Markov Chain

A while back, Hackers at Berkeley hosted a small session on Artifical Intelligence, introducing (among other things) the Markov Chain. I decided to implement my own for random word/name generation, using single letters as states and training on about 22k English words (wlist_match10 at http://www.keithv.com/software/wlist/). This gave me some decent results:

  • rinamars
  • reoroly
  • alatostic
  • miglly
  • lind
  • meral

And some less decent results:

  • swr
  • shhepulin
  • ananesigludive
  • oniprderitoreredeen
  • sbrbsctris
  • sifaralerivimasststisondizagres
  • atequlyngekeds

I also wanted to visualize these connections in a way that quickly portrayed information, so I took my old friend the Particle System and connected all the letters up according to how high the probabilities were.



See the sketch here.

 

It’s a bit messy, but you can see several interesting features of the English language. The most striking thing was that the most common vowels (a,e,o) always float towards the center of the system.
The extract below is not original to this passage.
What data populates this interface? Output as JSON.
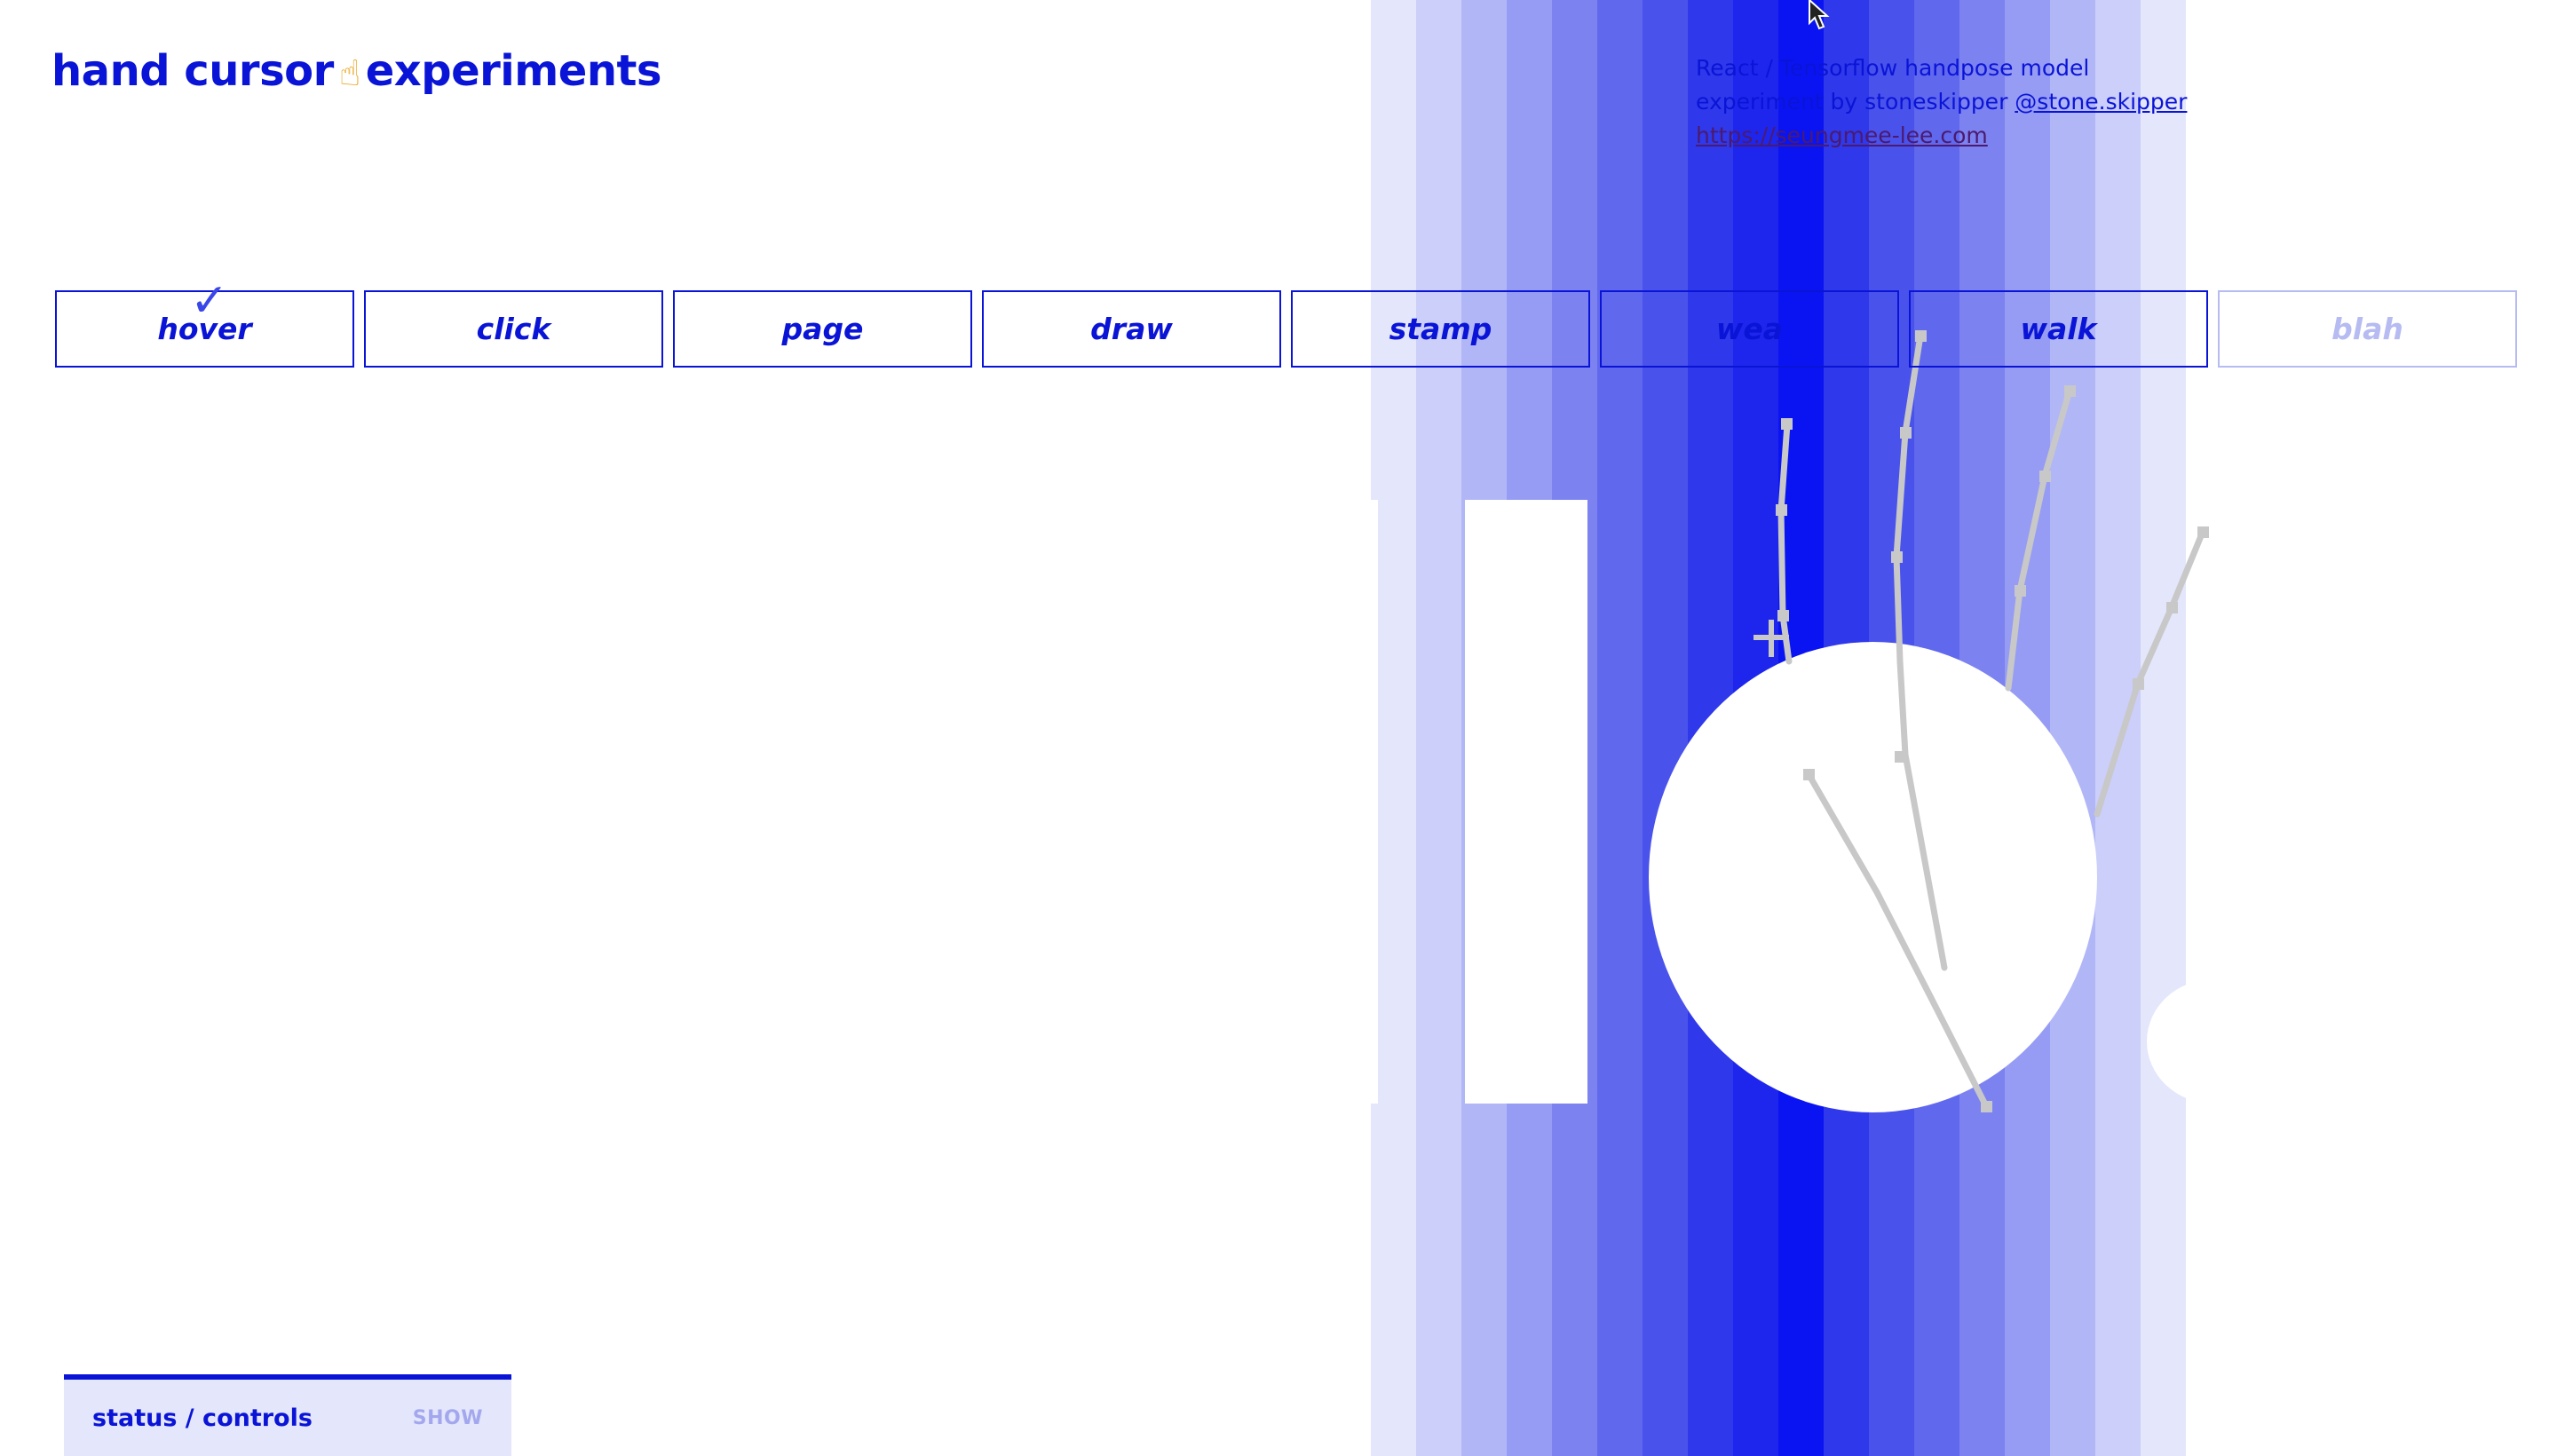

You can shake up the mass but the sheer number of relatively balanced connections makes the vowels only stable near the center.